But that doesn't mean the computer worm will stop spreading. And it also means there's no way way for the cybercriminals to send unlocking codes to people who pay the $300 bitcoin ransom — assuming they ever intended to live up to their part of the bargain, according to security researchers.
"If Posteo killed the address, people paying and then emailing them to retrieve decryption assistance will not receive it," said Paul Burbage, a malware researcher for Flashpoint Intelligence.
Despite this, the electronic currency wallet listed in the red-text-on-black-screen ransomware notice continued to receive funds Tuesday afternoon. As of 6 p.m. ET, the wallet's value was up to nearly $8,000.

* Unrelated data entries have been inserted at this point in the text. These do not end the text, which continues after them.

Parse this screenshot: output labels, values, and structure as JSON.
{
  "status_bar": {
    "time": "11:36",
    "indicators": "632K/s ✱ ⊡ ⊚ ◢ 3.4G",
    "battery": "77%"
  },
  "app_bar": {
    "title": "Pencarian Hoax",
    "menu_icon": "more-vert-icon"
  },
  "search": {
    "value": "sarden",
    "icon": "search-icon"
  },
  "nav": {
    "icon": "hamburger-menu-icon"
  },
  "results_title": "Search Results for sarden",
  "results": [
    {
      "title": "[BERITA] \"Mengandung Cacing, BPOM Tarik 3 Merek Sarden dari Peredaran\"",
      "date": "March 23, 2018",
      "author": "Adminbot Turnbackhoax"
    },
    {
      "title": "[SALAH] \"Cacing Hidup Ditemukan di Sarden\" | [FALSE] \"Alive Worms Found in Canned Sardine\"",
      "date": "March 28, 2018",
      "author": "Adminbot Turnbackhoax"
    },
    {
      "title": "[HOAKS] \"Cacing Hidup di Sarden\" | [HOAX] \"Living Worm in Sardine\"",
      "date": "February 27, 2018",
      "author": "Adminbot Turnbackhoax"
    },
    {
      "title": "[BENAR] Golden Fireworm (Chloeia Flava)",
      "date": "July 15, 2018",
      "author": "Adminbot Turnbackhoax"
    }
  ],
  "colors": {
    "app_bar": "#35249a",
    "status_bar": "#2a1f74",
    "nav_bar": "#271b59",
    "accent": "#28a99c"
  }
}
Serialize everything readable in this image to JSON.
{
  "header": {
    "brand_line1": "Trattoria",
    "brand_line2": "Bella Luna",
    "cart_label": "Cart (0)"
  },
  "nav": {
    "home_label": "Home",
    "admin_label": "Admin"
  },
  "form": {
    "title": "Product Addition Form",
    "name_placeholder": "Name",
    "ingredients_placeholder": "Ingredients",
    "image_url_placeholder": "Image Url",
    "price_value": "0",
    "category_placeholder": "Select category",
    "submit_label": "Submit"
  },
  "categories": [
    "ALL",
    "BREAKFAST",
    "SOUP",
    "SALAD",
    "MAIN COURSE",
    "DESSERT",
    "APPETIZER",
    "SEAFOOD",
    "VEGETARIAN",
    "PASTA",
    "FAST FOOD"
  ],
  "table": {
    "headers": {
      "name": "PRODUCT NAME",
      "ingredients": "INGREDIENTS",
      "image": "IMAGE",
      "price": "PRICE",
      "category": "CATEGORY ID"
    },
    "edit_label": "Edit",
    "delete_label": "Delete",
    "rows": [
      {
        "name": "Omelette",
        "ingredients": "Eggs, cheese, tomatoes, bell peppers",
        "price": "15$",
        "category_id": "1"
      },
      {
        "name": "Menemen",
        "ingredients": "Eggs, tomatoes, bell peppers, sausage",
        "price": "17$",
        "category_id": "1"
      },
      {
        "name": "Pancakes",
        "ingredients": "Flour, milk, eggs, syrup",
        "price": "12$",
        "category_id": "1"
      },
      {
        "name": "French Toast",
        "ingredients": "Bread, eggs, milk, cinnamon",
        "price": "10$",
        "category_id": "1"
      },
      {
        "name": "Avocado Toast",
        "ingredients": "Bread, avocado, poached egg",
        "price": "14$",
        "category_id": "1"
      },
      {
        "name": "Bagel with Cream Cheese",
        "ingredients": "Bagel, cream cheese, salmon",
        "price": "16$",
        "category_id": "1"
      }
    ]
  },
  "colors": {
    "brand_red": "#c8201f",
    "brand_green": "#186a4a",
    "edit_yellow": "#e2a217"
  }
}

Initial reports indicate the new infection hasn't spread as much as WannaCry, but it did reach a large number of organizations. Kaspersky Lab's analysts report 2,000 infections so far. Any computers that hadn't been updated to patched for Wannacry based on the National Security Agency's leaked "EternalBlue" exploit could be susceptible. The security firm Symantec said it had confirmed the new malware used the EternalBlue flaw.

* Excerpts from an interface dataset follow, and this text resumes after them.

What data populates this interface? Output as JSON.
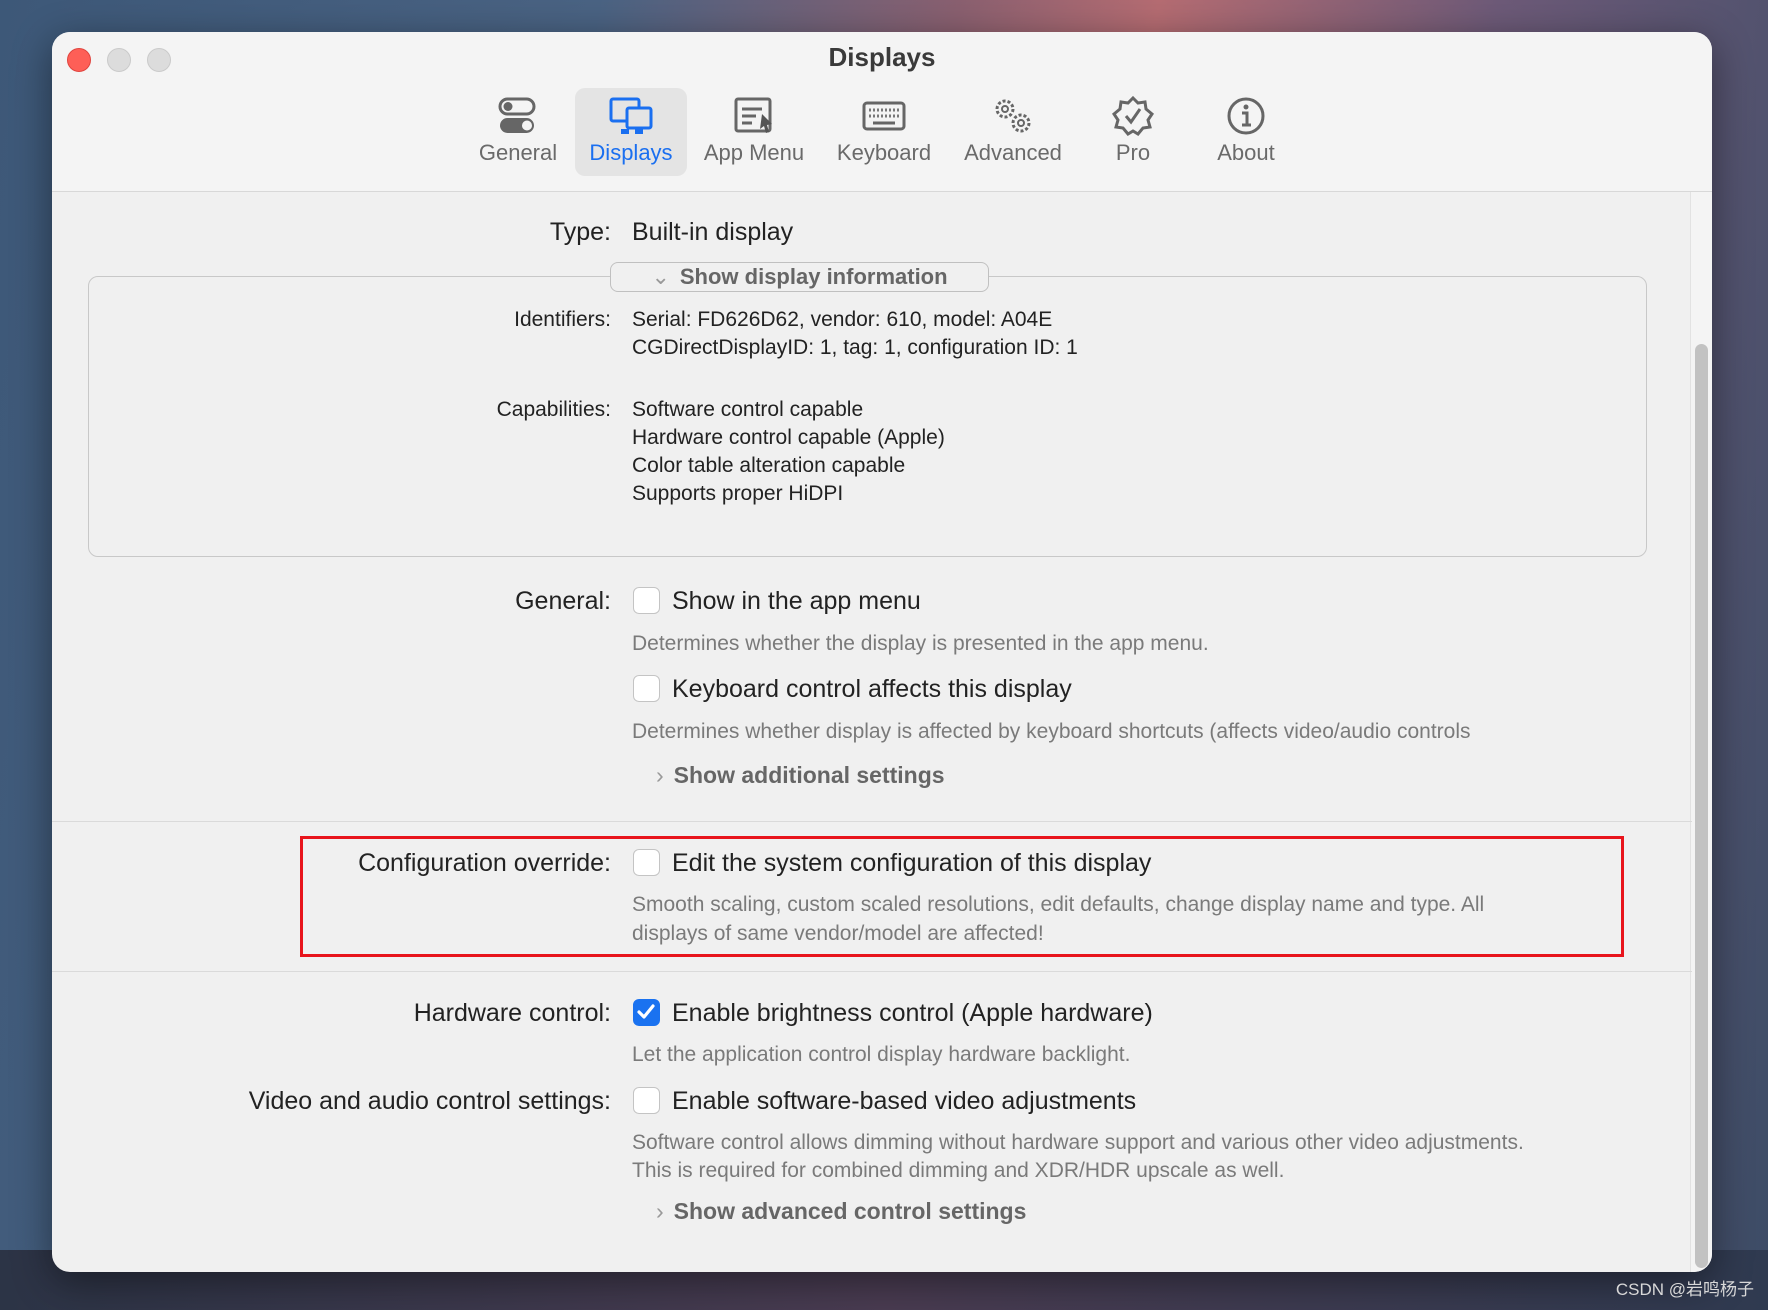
{
  "window": {
    "title": "Displays"
  },
  "toolbar": {
    "tabs": [
      {
        "label": "General",
        "icon": "toggle-switches-icon"
      },
      {
        "label": "Displays",
        "icon": "displays-icon",
        "selected": true
      },
      {
        "label": "App Menu",
        "icon": "app-menu-icon"
      },
      {
        "label": "Keyboard",
        "icon": "keyboard-icon"
      },
      {
        "label": "Advanced",
        "icon": "gears-icon"
      },
      {
        "label": "Pro",
        "icon": "checkmark-seal-icon"
      },
      {
        "label": "About",
        "icon": "info-icon"
      }
    ]
  },
  "display": {
    "type_label": "Type:",
    "type_value": "Built-in display",
    "info_toggle": "Show display information",
    "identifiers_label": "Identifiers:",
    "identifiers": [
      "Serial: FD626D62, vendor: 610, model: A04E",
      "CGDirectDisplayID: 1, tag: 1, configuration ID: 1"
    ],
    "capabilities_label": "Capabilities:",
    "capabilities": [
      "Software control capable",
      "Hardware control capable (Apple)",
      "Color table alteration capable",
      "Supports proper HiDPI"
    ]
  },
  "general": {
    "label": "General:",
    "show_in_menu": {
      "label": "Show in the app menu",
      "checked": false,
      "desc": "Determines whether the display is presented in the app menu."
    },
    "keyboard_control": {
      "label": "Keyboard control affects this display",
      "checked": false,
      "desc": "Determines whether display is affected by keyboard shortcuts (affects video/audio controls"
    },
    "additional": "Show additional settings"
  },
  "config": {
    "label": "Configuration override:",
    "option": "Edit the system configuration of this display",
    "checked": false,
    "desc": [
      "Smooth scaling, custom scaled resolutions, edit defaults, change display name and type. All",
      "displays of same vendor/model are affected!"
    ],
    "highlight_color": "#e8141c"
  },
  "hardware": {
    "label": "Hardware control:",
    "option": "Enable brightness control (Apple hardware)",
    "checked": true,
    "desc": "Let the application control display hardware backlight."
  },
  "video": {
    "label": "Video and audio control settings:",
    "option": "Enable software-based video adjustments",
    "checked": false,
    "desc": [
      "Software control allows dimming without hardware support and  various other video adjustments.",
      "This is required for combined dimming and XDR/HDR upscale as well."
    ],
    "advanced": "Show advanced control settings"
  },
  "watermark": "CSDN @岩鸣杨子",
  "colors": {
    "accent": "#1a72f0",
    "close": "#fe5f57"
  }
}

Researchers say all companies should update and patch their Windows software immediately, ensure that they backup and have installed ransomware detection.
If you know your computer is infected, don't restart your computer or pay the ransom, said Ryan Kalember, senior vice president of cybersecurity for Proofpoint. If your computer has already restarted, the best option is to restore it from a backup, he said.
Several security researchers said they believe the current ransomware attack is using malicious software, or malware, based not on "Wannacry" but one another one called "Petya," the Russian word for "Peter." However Kaspersky Labs says it may be an entirely new piece of software.
And if it is indeed a Petya variant, it would attack via by spam emails with infected documents attached, as well as through neighboring infected computers, researchers said. The code would then target the master boot record of a drive, going on to create its own "miniature operating system" and encrypt the rest of the files.
While WannaCry targeted only the files, Petya encrypts the "master file table." That's sort of like locking the card catalog of the hard drive. If you can't open the card catalog, you can't find where your books are.
Cybersecurity experts say all it takes is for one person to open a malicious document to take down an entire computer network.